on November 18, 2002
The only credit I can give this book is in its use of discovery/intention statements...Here is what I have discovered about becoming a master student, buy Walter Pauk's book "How To Study In College". Being a master student does not cover the Cornell note taking method clearly enough, which has been scientifically proven to be the best note taking method for students. Becoming a master student is so politically correct the information gets lost within the HE-SHE flip flops throughout the book. Being a master student fails to give the student the one most important question all students MUST ask themselves after a lecture or a reading session, DO I UNDERSTAND. Being a master student fails to get down to the point. The only thing this book is, or that I consider it to be, is a collection of hints and goofy quotes. If you want to understand what you have read buy "How to Read a Book" by Adler and Van Doren. If you want to take good notes follow these directions.
How to listen.
Attitude: Your obligation to yourself is to maintain a positive attitude towards the lecturer. The person speaking has spent hundreds of hours reading, studying, and researching in order to give you the information in your class.
Attention: Pay attention to how much attention you are paying to the lecture. Notice when you start to drift off.

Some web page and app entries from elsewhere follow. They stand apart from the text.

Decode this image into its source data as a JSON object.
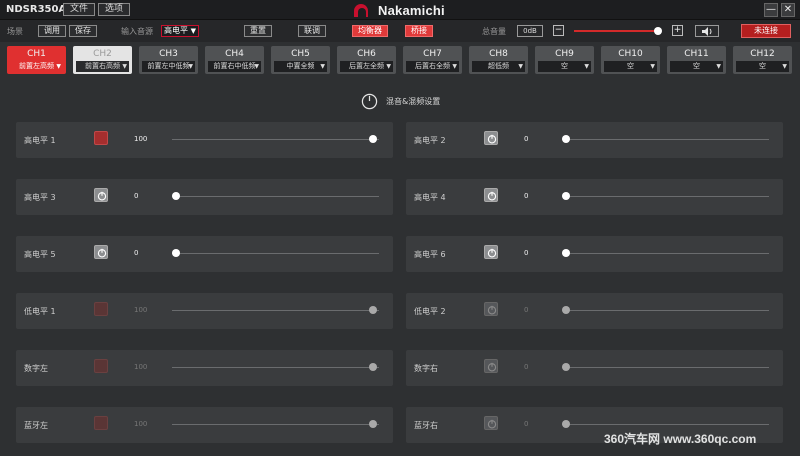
{
  "app": {
    "title": "NDSR350A",
    "brand": "Nakamichi"
  },
  "titlebar": {
    "file": "文件",
    "options": "选项",
    "minimize": "—",
    "close": "✕"
  },
  "toolbar": {
    "scene_label": "场景",
    "recall": "调用",
    "save": "保存",
    "input_source_label": "输入音源",
    "input_source_value": "高电平",
    "reset": "重置",
    "link": "联调",
    "equalizer": "均衡器",
    "crossover": "桥接",
    "master_volume_label": "总音量",
    "master_volume_value": "0dB",
    "minus": "−",
    "plus": "+",
    "master_volume_level": 1.0,
    "connection": "未连接"
  },
  "channels": [
    {
      "name": "CH1",
      "assign": "前置左高频",
      "state": "active"
    },
    {
      "name": "CH2",
      "assign": "前置右高频",
      "state": "dim"
    },
    {
      "name": "CH3",
      "assign": "前置左中低频",
      "state": "normal"
    },
    {
      "name": "CH4",
      "assign": "前置右中低频",
      "state": "normal"
    },
    {
      "name": "CH5",
      "assign": "中置全频",
      "state": "normal"
    },
    {
      "name": "CH6",
      "assign": "后置左全频",
      "state": "normal"
    },
    {
      "name": "CH7",
      "assign": "后置右全频",
      "state": "normal"
    },
    {
      "name": "CH8",
      "assign": "超低频",
      "state": "normal"
    },
    {
      "name": "CH9",
      "assign": "空",
      "state": "normal"
    },
    {
      "name": "CH10",
      "assign": "空",
      "state": "normal"
    },
    {
      "name": "CH11",
      "assign": "空",
      "state": "normal"
    },
    {
      "name": "CH12",
      "assign": "空",
      "state": "normal"
    }
  ],
  "mix": {
    "title": "混音&混频设置"
  },
  "inputs": [
    {
      "label": "高电平 1",
      "value": "100",
      "level": 1.0,
      "button": "red",
      "enabled": true
    },
    {
      "label": "高电平 2",
      "value": "0",
      "level": 0.0,
      "button": "power",
      "enabled": true
    },
    {
      "label": "高电平 3",
      "value": "0",
      "level": 0.0,
      "button": "power",
      "enabled": true
    },
    {
      "label": "高电平 4",
      "value": "0",
      "level": 0.0,
      "button": "power",
      "enabled": true
    },
    {
      "label": "高电平 5",
      "value": "0",
      "level": 0.0,
      "button": "power",
      "enabled": true
    },
    {
      "label": "高电平 6",
      "value": "0",
      "level": 0.0,
      "button": "power",
      "enabled": true
    },
    {
      "label": "低电平 1",
      "value": "100",
      "level": 1.0,
      "button": "red",
      "enabled": false
    },
    {
      "label": "低电平 2",
      "value": "0",
      "level": 0.0,
      "button": "power",
      "enabled": false
    },
    {
      "label": "数字左",
      "value": "100",
      "level": 1.0,
      "button": "red",
      "enabled": false
    },
    {
      "label": "数字右",
      "value": "0",
      "level": 0.0,
      "button": "power",
      "enabled": false
    },
    {
      "label": "蓝牙左",
      "value": "100",
      "level": 1.0,
      "button": "red",
      "enabled": false
    },
    {
      "label": "蓝牙右",
      "value": "0",
      "level": 0.0,
      "button": "power",
      "enabled": false
    }
  ],
  "watermark": "360汽车网 www.360qc.com"
}
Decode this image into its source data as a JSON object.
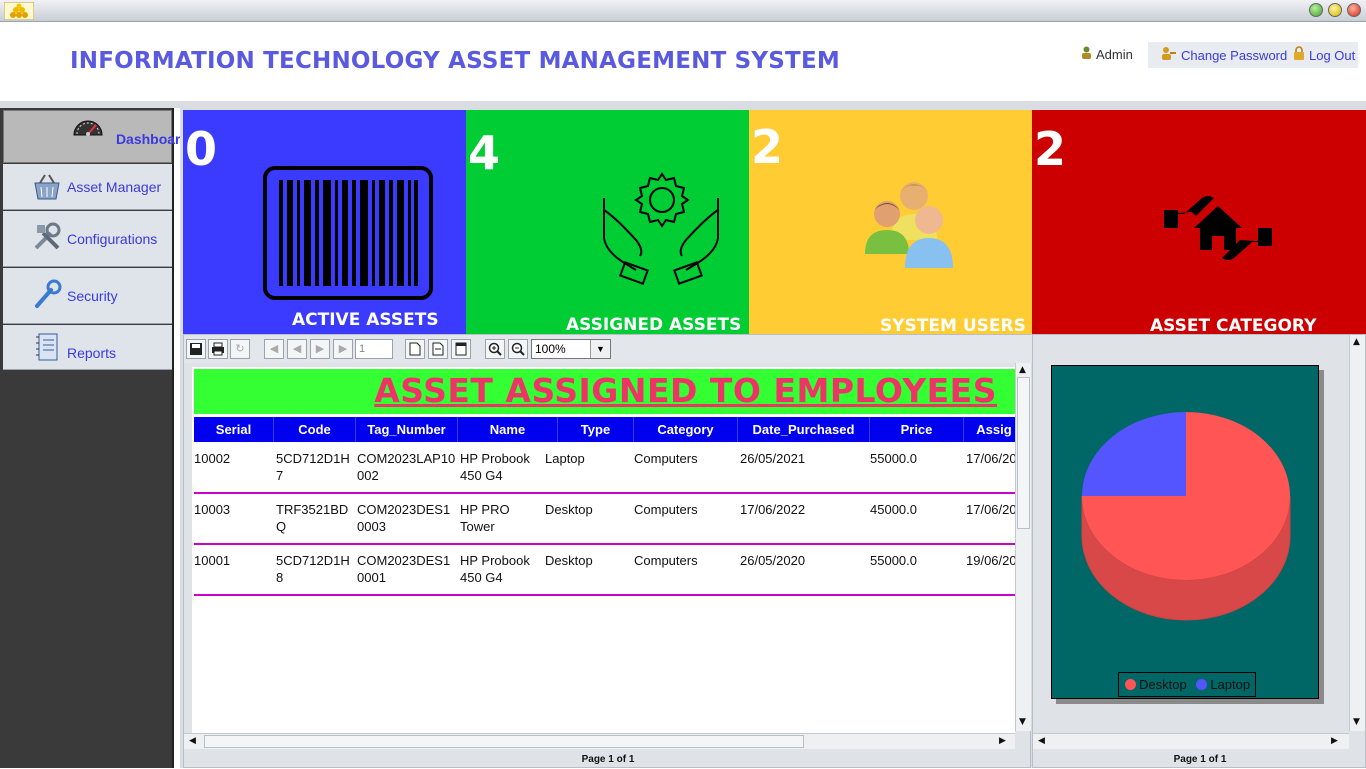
{
  "header": {
    "title": "INFORMATION TECHNOLOGY ASSET MANAGEMENT SYSTEM",
    "admin_label": "Admin",
    "change_password_label": "Change Password",
    "logout_label": "Log Out"
  },
  "sidebar": {
    "items": [
      {
        "label": "Dashboard",
        "icon": "gauge-icon"
      },
      {
        "label": "Asset Manager",
        "icon": "basket-icon"
      },
      {
        "label": "Configurations",
        "icon": "tools-icon"
      },
      {
        "label": "Security",
        "icon": "wrench-icon"
      },
      {
        "label": "Reports",
        "icon": "notebook-icon"
      }
    ]
  },
  "tiles": [
    {
      "value": "0",
      "label": "ACTIVE ASSETS",
      "color": "#3b3bff",
      "icon": "barcode-icon"
    },
    {
      "value": "4",
      "label": "ASSIGNED ASSETS",
      "color": "#00cc33",
      "icon": "hands-gear-icon"
    },
    {
      "value": "2",
      "label": "SYSTEM USERS",
      "color": "#ffcc33",
      "icon": "users-icon"
    },
    {
      "value": "2",
      "label": "ASSET CATEGORY",
      "color": "#cc0000",
      "icon": "home-hands-icon"
    }
  ],
  "report": {
    "zoom": "100%",
    "page_input": "1",
    "title": "ASSET ASSIGNED TO EMPLOYEES",
    "columns": [
      "Serial",
      "Code",
      "Tag_Number",
      "Name",
      "Type",
      "Category",
      "Date_Purchased",
      "Price",
      "Assig"
    ],
    "rows": [
      {
        "serial": "10002",
        "code_1": "5CD712D1H",
        "code_2": "7",
        "tag_1": "COM2023LAP10",
        "tag_2": "002",
        "name_1": "HP Probook",
        "name_2": "450 G4",
        "type": "Laptop",
        "category": "Computers",
        "date": "26/05/2021",
        "price": "55000.0",
        "assigned": "17/06/20"
      },
      {
        "serial": "10003",
        "code_1": "TRF3521BD",
        "code_2": "Q",
        "tag_1": "COM2023DES1",
        "tag_2": "0003",
        "name_1": "HP PRO",
        "name_2": "Tower",
        "type": "Desktop",
        "category": "Computers",
        "date": "17/06/2022",
        "price": "45000.0",
        "assigned": "17/06/20"
      },
      {
        "serial": "10001",
        "code_1": "5CD712D1H",
        "code_2": "8",
        "tag_1": "COM2023DES1",
        "tag_2": "0001",
        "name_1": "HP Probook",
        "name_2": "450 G4",
        "type": "Desktop",
        "category": "Computers",
        "date": "26/05/2020",
        "price": "55000.0",
        "assigned": "19/06/20"
      }
    ],
    "status": "Page 1 of 1"
  },
  "chart_data": {
    "type": "pie",
    "categories": [
      "Desktop",
      "Laptop"
    ],
    "values": [
      75,
      25
    ],
    "colors": [
      "#ff5555",
      "#5555ff"
    ],
    "legend": "bottom",
    "status": "Page 1 of 1"
  }
}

Think actively about the information being delivered. Become mentally involved with the lecture and ask clarifying questions. If you are getting confused ask more questions, this helps both you and the instructor. Anticipate what the lecture is going to be about and think ahead. Review the course syllabus before every class meeting. Listen for ideas not just for facts. Avoid distractions, both internal and external.
Adjust: Be flexible with the instructor. If the instructor goes off the topic, don't become upset, just roll with it. Be open to ideas and facts that might conflict with your own.
How to take notes.
1. Create short statements in the main body of your notebook using telegraphic and declarative statements.
2. Use plenty of paper. Each statement gets two to four blank spaces after it.
3. After the class is over fill in any gaps in your notes. Clarify any vague short-hand 'B5=bloody fifth'.
4. Summarize the lecture in complete sentences at the end of your notes. This is done between classes or at home. The sooner the better.
5. When you are home create questions and write them down on the blank side of the previous note-taking page.
6. Review all (entire semesters or quarters worth) of your notes at least once a week.
How to summarize.
Classify the lecture or book according to kind and subject matter.
State what the whole lecture or book is about with the utmost brevity.
List the major parts in their order and relation, and outline these parts as you have outlined the whole lecture or book.
Define the problem or problems the author or speaker has tried to solve.
Come to an understanding with the author or speaker by interpreting the key words that are being used.
Grasp the author or speakers leading propositions by dealing with the most important sentences that have been used.
Know the arguments, by finding them in, or constructing them out of, sequences of sentences.
Determine which problems the author or speaker has solved, and which were not solved; and of the latter, decide which the author or speaker knew that they had failed to solve
State what the entire book or lecture was about.
Break it into its parts.
Explain how the parts relate to the whole.
How to study your notes.
Read your cue questions.
Attempt to answer your cue question.
Don't struggle for the answer. Peek at the answer if you have to, and then move on.
Make over-learning (instant recall) your goal.
Refresh your memory at least three times a week.
If you want to improve your concentration and attention, put a wide rubber-band on your wrist and every time you notice your concentration or attention wonder snap the rubber-band on your wrist. Take my word for it you'll be a major concentration machine in a few weeks.
To answer your question, why did I buy this book? I received a "B" in a Spanish class and dicided that I may need a study skills class, even thogh I had spent two years researching study skills, I thought I might be missing something in my tool chest. Becoming a master student was the required text. In my opinion, Becoming a master student is the perfect book for someone in the 7th through the 10th grades. My niece who happens to be 13 now owns my copy of Becoming a master student.